David Cameron entered office in 2010 as the leader of a coalition government committed to establishing “parity of esteem” between mental and physical illness in the NHS. Five years later, he’s back as PM, presiding over a majority Tory government, and just about everyone in the country who works with the mentally ill – including the patients – are quaking in their boots. Spending on mental health now comprises just 13 per cent of the NHS budget, while its so-called “disease burden” stands at 23 per cent. In other words, a fifth of all those treated by the NHS are suffering from some sort of mental pathology.
You are what you eat, after all, and anyone who eats a Peperami is, by definition, a sad little prick
It’s time to talk jerky! For too long now this column has pussyfooted around the issues and refused to give it to you, the reader, straight. The buck stops here. From now on we’ll call a spade like this: “Hey! Spade!” And when it comes we’ll use it to beat every cliché in the vicinity to death.
A film director friend of mine once explained to me the wherefores of successful film distribution in Britain: “It’s all down to your T-sides, Will,” he maintained. “Get your T-sides sorted or it doesn’t matter how many screens you open on, you still won’t get the bums on seats.” I had no idea at the time what a T-side was, but ever since he told me I’ve seen them everywhere. Often a T-side will glide across my field of vision when I’m least expecting it – supplanting my view of the Holloway Road, for example, with the winsome spectacle of a giant Carey Mulligan, red-cheeked and wind-tousled against a Wessex backdrop.
There are many ways of going for a walk; my friend Antony and I have been walking the length of the Hoo Peninsula for over a decade now. Obviously we haven’t been promenading non-stop – from Gravesend in the west to Grain in the east is only about 20 miles’ comfortable strolling – but doing it in instalments. We did the first leg around 2005: out along the Thames’s south bank to the weird Second World War ruins at Lower Hope Point; then inland, skirting Cliffe marshes to the village itself. While we were waiting for the minicab to come and take us back to Gravesend we committed to completing the walk, but what with one monumental artwork on Antony’s part and another modernist novel on mine, it was only a fortnight ago that we finally returned.
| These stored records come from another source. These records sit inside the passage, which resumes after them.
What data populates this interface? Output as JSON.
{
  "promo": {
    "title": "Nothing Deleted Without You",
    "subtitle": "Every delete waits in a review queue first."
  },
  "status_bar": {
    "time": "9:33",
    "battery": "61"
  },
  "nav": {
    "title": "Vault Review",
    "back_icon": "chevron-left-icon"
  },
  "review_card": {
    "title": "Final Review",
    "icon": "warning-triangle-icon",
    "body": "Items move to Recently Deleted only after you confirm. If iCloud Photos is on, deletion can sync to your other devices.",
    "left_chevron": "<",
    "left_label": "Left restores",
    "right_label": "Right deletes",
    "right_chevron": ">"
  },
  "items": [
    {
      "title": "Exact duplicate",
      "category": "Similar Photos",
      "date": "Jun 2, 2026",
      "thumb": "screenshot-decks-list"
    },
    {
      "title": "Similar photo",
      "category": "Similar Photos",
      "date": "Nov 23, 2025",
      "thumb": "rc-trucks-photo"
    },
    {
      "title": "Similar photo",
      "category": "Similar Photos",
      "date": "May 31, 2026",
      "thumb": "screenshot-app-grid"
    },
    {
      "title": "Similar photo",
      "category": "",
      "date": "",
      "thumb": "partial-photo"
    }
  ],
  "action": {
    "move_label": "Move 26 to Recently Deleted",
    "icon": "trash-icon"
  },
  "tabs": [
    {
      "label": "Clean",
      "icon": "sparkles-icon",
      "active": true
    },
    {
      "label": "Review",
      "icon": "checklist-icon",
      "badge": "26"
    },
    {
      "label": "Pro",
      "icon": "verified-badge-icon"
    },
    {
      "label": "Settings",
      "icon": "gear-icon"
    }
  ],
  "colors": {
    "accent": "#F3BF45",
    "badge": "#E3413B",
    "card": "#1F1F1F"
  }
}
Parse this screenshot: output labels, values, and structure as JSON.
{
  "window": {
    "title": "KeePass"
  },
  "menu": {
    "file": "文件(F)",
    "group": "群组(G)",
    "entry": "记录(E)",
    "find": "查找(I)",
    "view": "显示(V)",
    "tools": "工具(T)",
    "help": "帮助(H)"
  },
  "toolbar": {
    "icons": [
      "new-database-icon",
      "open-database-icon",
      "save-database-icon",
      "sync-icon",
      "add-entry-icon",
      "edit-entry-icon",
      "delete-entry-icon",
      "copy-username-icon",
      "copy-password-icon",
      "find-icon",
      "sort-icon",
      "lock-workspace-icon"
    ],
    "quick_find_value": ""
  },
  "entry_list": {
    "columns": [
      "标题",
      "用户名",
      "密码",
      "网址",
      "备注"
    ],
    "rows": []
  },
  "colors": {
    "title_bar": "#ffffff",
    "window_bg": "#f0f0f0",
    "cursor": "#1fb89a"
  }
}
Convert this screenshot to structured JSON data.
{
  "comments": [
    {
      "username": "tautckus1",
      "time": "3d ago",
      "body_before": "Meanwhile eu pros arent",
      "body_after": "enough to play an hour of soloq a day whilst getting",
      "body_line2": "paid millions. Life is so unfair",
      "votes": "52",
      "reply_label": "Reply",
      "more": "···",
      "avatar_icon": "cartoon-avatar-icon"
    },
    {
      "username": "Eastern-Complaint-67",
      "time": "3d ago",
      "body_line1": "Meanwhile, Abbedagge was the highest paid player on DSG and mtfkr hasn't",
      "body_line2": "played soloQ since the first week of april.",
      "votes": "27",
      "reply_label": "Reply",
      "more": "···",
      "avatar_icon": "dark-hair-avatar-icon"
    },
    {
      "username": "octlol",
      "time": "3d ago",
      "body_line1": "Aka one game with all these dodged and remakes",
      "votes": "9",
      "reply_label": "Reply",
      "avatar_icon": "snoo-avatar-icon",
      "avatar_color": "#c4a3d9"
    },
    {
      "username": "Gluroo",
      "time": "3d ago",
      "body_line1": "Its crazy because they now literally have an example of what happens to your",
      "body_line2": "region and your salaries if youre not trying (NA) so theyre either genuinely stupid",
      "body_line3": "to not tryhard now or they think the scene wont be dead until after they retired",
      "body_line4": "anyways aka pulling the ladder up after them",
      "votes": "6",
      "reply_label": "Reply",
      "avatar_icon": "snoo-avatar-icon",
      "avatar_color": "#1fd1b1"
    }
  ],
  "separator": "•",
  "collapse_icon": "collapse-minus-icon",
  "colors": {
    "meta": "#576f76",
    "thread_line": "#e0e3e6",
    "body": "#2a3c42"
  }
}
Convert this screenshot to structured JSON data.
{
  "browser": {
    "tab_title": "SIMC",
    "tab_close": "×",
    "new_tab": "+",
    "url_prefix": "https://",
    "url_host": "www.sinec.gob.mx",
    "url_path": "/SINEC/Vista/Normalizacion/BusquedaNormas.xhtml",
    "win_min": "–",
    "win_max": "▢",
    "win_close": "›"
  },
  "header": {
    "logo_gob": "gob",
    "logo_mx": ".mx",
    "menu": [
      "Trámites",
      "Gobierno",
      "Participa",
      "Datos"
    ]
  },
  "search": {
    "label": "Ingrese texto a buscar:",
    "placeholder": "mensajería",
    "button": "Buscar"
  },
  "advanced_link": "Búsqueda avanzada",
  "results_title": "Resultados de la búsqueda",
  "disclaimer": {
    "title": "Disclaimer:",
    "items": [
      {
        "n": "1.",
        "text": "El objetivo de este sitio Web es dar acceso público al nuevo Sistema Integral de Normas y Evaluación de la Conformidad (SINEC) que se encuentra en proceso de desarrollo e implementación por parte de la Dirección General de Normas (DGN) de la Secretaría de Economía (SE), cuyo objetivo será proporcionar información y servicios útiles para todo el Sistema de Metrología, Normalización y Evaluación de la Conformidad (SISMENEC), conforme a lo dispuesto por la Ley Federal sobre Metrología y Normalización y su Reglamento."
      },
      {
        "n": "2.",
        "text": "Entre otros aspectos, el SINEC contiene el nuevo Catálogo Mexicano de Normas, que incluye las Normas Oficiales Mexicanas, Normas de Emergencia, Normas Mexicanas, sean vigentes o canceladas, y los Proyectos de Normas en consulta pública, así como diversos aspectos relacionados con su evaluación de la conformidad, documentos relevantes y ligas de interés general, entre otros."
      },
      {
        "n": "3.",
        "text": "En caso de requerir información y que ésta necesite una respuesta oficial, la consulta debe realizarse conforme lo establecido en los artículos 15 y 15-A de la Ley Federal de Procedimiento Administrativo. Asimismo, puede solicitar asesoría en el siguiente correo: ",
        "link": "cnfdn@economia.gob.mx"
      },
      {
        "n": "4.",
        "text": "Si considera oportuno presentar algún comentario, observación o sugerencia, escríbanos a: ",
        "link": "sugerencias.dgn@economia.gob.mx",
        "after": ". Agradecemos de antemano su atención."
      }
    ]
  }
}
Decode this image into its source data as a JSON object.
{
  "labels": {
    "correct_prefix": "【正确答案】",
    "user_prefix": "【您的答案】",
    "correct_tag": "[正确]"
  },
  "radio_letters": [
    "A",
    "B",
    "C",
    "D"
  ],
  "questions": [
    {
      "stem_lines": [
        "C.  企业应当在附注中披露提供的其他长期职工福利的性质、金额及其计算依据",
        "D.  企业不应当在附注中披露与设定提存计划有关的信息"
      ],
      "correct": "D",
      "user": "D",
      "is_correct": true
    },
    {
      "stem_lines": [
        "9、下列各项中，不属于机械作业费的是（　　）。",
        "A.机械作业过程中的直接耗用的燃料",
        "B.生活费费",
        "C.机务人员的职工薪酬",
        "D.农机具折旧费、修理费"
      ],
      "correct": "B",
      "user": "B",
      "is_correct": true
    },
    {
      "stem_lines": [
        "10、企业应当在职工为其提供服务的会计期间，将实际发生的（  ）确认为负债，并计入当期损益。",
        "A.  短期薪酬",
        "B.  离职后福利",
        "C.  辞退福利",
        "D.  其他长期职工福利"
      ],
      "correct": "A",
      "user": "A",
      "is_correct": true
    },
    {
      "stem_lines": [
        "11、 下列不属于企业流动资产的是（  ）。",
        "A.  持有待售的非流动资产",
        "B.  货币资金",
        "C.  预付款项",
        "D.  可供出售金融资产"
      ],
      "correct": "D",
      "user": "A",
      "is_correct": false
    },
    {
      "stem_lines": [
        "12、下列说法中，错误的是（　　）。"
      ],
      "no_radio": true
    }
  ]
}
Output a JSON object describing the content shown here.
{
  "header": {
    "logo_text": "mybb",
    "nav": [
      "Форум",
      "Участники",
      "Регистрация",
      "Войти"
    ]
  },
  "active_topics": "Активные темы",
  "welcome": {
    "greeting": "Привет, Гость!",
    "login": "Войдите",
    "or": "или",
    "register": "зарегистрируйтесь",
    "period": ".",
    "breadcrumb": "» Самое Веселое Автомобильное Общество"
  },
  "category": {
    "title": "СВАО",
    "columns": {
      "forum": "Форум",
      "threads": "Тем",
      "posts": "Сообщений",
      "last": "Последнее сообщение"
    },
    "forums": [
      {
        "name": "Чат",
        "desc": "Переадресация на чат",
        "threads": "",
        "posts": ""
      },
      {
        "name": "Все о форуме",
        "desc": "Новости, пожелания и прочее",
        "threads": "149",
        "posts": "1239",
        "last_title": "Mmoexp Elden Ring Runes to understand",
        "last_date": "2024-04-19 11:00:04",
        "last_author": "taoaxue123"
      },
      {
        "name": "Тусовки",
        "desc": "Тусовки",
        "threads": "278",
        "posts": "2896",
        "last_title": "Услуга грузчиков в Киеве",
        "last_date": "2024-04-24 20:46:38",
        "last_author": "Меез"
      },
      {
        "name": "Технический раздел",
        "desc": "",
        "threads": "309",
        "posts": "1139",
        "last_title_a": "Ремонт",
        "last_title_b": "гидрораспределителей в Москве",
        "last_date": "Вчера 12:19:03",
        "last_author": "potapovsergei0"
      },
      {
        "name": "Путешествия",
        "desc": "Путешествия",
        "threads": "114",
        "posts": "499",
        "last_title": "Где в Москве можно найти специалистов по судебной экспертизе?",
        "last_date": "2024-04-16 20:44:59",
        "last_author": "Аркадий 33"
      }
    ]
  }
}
For the past fortnight or so, I have been much exercised by the handsome “personalised spoon offer” that Kellogg’s has had blazoned on its Rice Krispies boxes. My youngest and I decided we very much wanted a spoon with our own slogan engraved on it and he began working on the words while I set about eating enough of the desiccated little blebs to justify buying the two further boxes we needed to obtain the “secret code numbers” required to unlock the spoon trove. On the back of these boxes are winsome pictures of happy new spoon-owners – but we were dismayed at their lack of imagination. All their spoons were simply personalised with their names (Carol, Keisha, Tarquin, et al) and the Kellogg’s cartoon brand mascots, whereas we were thinking of something surreal and subversive, such as: “Which orifice? Your choice.”